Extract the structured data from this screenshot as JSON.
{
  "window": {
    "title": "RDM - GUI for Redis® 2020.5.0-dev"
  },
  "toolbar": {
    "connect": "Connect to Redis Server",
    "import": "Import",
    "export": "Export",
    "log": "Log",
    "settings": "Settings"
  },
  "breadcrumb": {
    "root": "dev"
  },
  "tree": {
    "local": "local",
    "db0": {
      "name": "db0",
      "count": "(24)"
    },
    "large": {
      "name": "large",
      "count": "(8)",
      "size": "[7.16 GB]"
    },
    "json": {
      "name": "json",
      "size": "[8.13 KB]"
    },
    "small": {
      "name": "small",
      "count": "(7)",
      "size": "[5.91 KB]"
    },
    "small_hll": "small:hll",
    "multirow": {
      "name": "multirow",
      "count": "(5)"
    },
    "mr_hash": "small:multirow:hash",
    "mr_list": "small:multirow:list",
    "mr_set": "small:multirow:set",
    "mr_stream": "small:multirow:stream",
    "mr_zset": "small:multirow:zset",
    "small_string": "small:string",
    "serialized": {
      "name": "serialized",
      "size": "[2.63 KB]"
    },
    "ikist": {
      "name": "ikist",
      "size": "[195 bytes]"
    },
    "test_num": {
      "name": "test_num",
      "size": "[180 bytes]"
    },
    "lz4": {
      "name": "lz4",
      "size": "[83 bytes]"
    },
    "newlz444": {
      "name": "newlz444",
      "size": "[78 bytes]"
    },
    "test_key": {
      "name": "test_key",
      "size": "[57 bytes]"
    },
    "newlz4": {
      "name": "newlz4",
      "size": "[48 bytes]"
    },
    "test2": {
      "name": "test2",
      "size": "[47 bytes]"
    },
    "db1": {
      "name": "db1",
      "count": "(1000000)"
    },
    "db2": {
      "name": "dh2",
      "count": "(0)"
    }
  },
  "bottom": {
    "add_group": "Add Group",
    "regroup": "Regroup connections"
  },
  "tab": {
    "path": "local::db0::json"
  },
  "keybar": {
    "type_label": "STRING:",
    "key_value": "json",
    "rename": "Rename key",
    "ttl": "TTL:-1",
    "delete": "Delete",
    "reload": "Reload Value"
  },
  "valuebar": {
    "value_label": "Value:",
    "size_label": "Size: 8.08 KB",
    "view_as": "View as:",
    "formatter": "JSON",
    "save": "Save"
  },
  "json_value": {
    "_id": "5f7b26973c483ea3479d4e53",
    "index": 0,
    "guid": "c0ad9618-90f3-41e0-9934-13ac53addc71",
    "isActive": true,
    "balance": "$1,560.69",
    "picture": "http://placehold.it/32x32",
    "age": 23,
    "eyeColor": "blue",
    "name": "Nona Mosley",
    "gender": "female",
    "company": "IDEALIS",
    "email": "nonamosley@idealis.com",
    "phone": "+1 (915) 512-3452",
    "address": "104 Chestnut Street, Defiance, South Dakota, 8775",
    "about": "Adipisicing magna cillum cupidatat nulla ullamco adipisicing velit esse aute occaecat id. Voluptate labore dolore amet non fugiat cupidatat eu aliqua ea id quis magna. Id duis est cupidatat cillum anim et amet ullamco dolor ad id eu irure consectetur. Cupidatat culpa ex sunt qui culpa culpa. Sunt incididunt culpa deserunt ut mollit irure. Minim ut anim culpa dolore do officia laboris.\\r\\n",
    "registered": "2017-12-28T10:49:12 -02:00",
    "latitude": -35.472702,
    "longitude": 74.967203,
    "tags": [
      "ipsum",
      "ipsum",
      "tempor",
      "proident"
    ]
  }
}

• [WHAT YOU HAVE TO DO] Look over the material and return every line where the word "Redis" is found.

• [PROBLEM SOLUTION]
    "title": "RDM - GUI for Redis® 2020.5.0-dev"
    "connect": "Connect to Redis Server",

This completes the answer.